"Half the harm that is done in the world," said poet, T.S. Eliot,"is done by people who want to feel important. They do not mean to harm. There are absorbed in the endless struggle to think well of themselves."
I've discovered that most of the time, people mean well. Even when they speak or behave in troubling ways that makes us wonder -- they mean well. It's best to give the benefit of the doubt whenever possible.
Yet, at the same time, it is also beneficial for us to examine our motives, and try to understand more deeply how our behavior effects others.
Sometimes, winning the argument loses the fight. A marriage counselor once asked a distraught husband, "Do you want to be happy, or do you want to be right?"
After a frustrating conversation one day, I thought, "What he said spoke so loud, I couldn't understand a word he meant!"
Perhaps, the best path is mapped out by St. Francis of Assisi, who prayed:
Lord, make me an instrument of your peace.
Where there is hatred, let me sow love.
Where there is injury, pardon.
Where there is doubt, faith.
Where there is despair, hope.
Where there is darkness, light.
And where there is sadness, joy.
Grant that I may not so much seek
to be consoled as to console;
to be understood, as to understand,
to be loved as to love;
for it is in giving that we receive.

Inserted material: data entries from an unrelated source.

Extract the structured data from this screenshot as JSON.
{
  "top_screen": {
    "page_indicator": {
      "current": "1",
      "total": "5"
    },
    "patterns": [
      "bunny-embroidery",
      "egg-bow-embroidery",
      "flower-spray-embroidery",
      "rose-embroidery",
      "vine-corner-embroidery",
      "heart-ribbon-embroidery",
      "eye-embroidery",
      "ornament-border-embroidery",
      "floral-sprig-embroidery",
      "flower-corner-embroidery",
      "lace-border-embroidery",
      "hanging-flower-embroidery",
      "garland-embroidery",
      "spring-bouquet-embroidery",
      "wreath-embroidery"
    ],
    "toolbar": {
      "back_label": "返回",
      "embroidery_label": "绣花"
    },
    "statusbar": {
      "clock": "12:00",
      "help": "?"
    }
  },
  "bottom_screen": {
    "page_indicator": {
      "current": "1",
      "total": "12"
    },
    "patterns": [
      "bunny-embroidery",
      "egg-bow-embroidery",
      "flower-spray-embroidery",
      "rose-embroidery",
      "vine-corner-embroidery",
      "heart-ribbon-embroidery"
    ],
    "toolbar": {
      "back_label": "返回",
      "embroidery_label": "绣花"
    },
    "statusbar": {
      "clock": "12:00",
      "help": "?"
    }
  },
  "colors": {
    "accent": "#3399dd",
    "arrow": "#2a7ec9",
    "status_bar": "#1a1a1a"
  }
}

it is in pardoning that we are pardoned,
and it is dying that we are born to eternal life.